### Entries provided
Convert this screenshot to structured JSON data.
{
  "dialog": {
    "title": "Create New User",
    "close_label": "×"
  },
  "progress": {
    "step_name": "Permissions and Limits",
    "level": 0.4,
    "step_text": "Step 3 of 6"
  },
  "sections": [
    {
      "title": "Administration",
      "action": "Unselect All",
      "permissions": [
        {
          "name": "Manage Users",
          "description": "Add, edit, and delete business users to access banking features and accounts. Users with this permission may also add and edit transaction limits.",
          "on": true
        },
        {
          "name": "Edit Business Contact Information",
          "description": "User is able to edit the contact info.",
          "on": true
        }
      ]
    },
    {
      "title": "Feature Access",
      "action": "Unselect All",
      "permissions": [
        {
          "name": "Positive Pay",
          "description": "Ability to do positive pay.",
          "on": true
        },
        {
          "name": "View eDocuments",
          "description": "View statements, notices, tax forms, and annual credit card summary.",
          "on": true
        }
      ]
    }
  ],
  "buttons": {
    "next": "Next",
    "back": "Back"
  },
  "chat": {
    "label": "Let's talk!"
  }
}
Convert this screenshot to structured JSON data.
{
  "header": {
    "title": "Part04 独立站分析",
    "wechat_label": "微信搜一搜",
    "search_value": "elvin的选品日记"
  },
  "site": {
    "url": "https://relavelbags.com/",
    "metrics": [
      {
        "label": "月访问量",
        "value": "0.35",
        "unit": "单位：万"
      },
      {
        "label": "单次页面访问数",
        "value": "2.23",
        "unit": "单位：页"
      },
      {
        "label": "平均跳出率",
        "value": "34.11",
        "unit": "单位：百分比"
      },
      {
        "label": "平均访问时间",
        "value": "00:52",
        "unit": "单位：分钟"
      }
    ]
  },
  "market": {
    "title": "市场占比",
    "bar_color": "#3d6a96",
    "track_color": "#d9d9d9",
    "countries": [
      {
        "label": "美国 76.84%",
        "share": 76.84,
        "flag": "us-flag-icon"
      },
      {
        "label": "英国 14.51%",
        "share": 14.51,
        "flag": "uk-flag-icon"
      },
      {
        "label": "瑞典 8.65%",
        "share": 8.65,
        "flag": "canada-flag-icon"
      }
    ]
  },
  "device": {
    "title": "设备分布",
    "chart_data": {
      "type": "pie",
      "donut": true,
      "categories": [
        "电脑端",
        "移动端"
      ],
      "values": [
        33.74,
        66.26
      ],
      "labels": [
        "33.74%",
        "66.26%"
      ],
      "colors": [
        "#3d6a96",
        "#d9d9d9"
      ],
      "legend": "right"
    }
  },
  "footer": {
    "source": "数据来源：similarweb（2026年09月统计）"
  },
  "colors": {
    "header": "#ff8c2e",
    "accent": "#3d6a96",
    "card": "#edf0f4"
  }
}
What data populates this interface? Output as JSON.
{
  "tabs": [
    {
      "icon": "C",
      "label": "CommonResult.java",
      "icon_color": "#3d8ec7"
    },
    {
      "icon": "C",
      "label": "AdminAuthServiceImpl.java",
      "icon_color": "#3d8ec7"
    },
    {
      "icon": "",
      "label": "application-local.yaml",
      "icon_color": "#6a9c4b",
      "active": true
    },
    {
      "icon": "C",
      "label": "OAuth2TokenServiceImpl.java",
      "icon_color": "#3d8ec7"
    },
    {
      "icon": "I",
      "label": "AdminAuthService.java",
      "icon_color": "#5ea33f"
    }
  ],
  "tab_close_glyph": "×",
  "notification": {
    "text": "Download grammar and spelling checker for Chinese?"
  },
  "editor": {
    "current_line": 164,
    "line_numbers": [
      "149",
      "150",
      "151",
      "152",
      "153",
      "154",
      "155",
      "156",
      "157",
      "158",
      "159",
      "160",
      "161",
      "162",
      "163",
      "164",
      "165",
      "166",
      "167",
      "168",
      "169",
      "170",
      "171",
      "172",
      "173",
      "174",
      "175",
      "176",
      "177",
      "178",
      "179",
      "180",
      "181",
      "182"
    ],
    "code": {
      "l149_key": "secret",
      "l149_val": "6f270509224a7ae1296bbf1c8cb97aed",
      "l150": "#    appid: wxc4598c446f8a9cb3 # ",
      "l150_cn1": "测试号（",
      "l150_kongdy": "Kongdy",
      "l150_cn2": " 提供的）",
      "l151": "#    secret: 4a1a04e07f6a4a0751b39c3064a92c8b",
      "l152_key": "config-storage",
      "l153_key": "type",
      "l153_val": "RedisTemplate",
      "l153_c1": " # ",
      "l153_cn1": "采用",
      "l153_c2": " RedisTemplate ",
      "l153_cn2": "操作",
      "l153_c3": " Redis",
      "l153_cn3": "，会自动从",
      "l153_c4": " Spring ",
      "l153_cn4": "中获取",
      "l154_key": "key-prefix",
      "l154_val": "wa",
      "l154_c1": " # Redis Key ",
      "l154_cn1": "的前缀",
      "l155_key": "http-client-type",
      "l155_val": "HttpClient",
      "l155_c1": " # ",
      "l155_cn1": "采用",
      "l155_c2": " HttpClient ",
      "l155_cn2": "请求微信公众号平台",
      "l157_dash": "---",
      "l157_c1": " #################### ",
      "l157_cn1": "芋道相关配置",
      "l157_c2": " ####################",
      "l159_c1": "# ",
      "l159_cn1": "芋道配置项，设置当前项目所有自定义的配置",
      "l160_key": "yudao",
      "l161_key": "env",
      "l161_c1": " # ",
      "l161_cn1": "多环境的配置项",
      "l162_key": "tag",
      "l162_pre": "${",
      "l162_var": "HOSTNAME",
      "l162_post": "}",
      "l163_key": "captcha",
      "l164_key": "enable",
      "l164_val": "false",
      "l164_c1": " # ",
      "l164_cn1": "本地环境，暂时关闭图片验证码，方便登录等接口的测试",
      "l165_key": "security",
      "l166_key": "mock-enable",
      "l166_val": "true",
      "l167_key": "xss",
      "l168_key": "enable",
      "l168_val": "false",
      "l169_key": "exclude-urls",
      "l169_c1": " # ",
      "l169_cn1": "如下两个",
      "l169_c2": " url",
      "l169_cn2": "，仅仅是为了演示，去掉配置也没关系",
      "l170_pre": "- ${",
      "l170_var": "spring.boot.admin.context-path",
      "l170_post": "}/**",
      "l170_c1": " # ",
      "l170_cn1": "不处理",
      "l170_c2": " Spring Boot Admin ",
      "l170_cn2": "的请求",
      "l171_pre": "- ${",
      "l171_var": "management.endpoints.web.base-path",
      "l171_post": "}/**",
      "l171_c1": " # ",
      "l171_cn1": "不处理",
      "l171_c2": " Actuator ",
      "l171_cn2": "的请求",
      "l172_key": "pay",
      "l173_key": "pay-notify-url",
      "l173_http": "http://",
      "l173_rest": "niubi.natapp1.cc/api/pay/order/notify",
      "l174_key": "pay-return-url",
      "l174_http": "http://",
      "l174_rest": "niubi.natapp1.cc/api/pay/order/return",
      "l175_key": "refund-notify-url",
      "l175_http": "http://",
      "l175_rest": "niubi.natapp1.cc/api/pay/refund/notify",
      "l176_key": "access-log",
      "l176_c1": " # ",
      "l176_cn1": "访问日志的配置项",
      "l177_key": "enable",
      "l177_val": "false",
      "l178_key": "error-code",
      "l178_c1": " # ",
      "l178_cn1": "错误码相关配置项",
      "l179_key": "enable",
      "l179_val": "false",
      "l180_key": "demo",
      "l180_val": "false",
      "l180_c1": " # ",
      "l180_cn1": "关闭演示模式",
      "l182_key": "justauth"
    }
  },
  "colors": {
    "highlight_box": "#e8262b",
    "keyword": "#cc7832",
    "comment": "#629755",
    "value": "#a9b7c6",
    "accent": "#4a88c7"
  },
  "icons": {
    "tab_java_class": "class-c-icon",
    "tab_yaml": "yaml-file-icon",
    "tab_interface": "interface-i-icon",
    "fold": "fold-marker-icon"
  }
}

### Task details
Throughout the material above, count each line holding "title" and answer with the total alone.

### Reply to the exercise
6